───── Input ─────
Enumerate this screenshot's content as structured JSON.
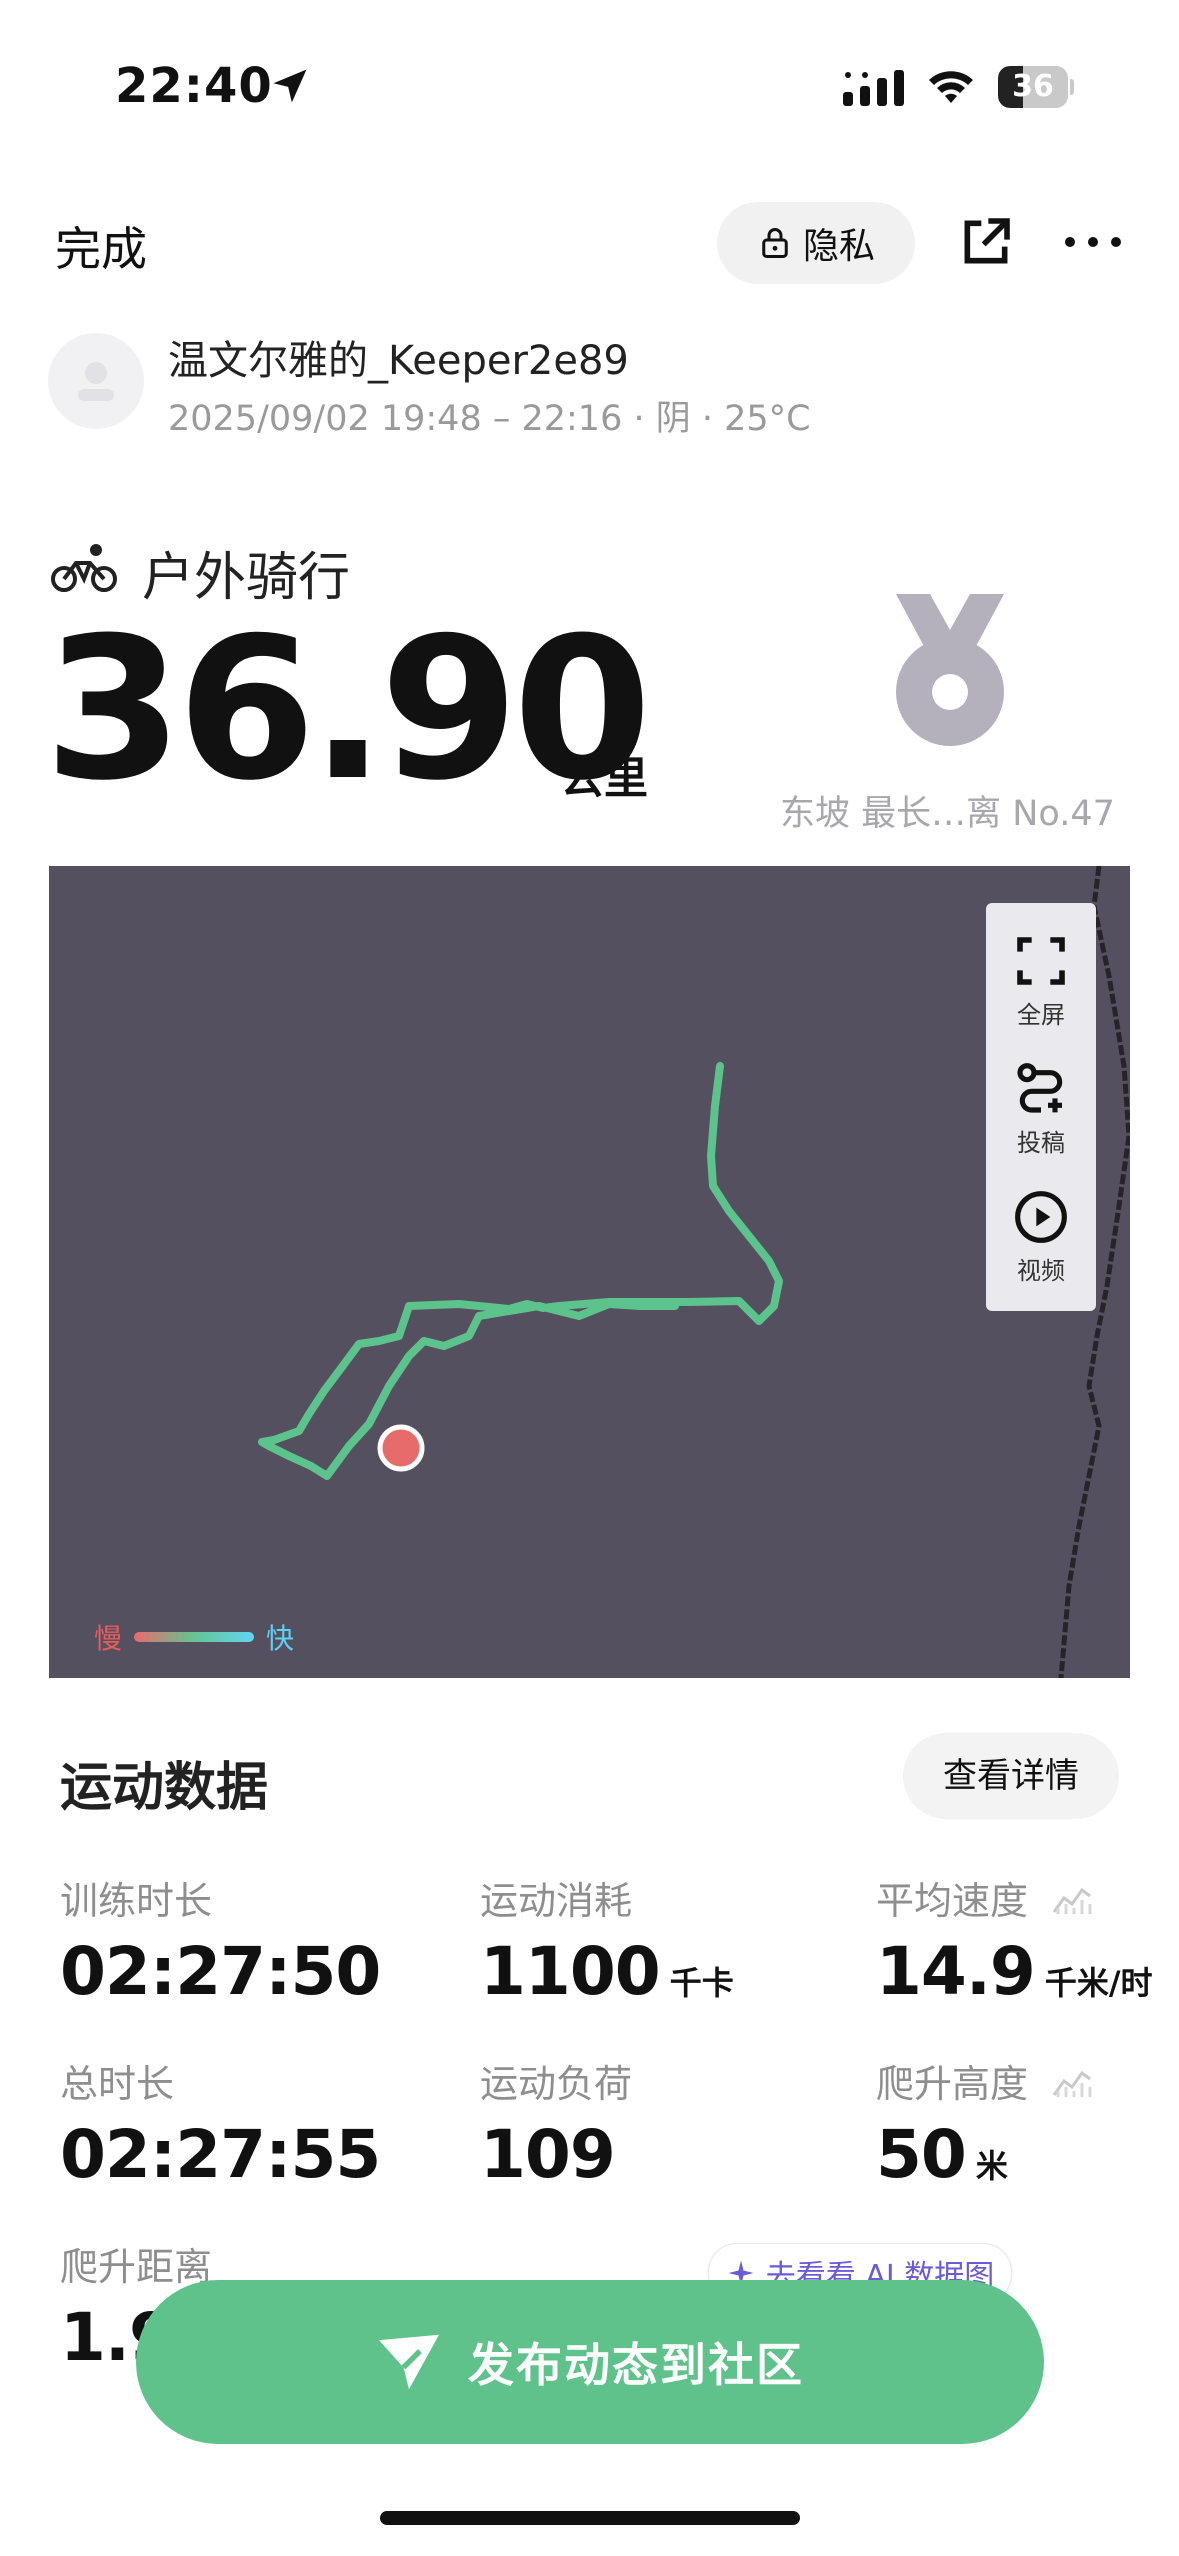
{
  "status_bar": {
    "time": "22:40",
    "battery": "36",
    "battery_fraction": 0.36
  },
  "header": {
    "done_label": "完成",
    "privacy_label": "隐私"
  },
  "user": {
    "name": "温文尔雅的_Keeper2e89",
    "meta": "2025/09/02 19:48 – 22:16 · 阴 · 25°C"
  },
  "activity": {
    "type": "户外骑行",
    "distance": "36.90",
    "distance_unit": "公里",
    "medal_caption": "东坡 最长…离 No.47"
  },
  "map": {
    "tools": [
      {
        "label": "全屏",
        "icon": "fullscreen-icon"
      },
      {
        "label": "投稿",
        "icon": "route-submit-icon"
      },
      {
        "label": "视频",
        "icon": "play-video-icon"
      }
    ],
    "legend": {
      "slow": "慢",
      "fast": "快"
    },
    "colors": {
      "background": "#555060",
      "route": "#5dc38c",
      "start_marker": "#e86b6b"
    }
  },
  "stats": {
    "title": "运动数据",
    "details_label": "查看详情",
    "items": [
      {
        "label": "训练时长",
        "value": "02:27:50",
        "unit": ""
      },
      {
        "label": "运动消耗",
        "value": "1100",
        "unit": "千卡"
      },
      {
        "label": "平均速度",
        "value": "14.9",
        "unit": "千米/时"
      },
      {
        "label": "总时长",
        "value": "02:27:55",
        "unit": ""
      },
      {
        "label": "运动负荷",
        "value": "109",
        "unit": ""
      },
      {
        "label": "爬升高度",
        "value": "50",
        "unit": "米"
      },
      {
        "label": "爬升距离",
        "value": "1.9",
        "unit": ""
      }
    ]
  },
  "ai_link": {
    "label": "去看看 AI 数据图"
  },
  "publish": {
    "label": "发布动态到社区"
  }
}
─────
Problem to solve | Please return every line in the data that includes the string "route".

Written solution |
        "icon": "route-submit-icon"
      "route": "#5dc38c",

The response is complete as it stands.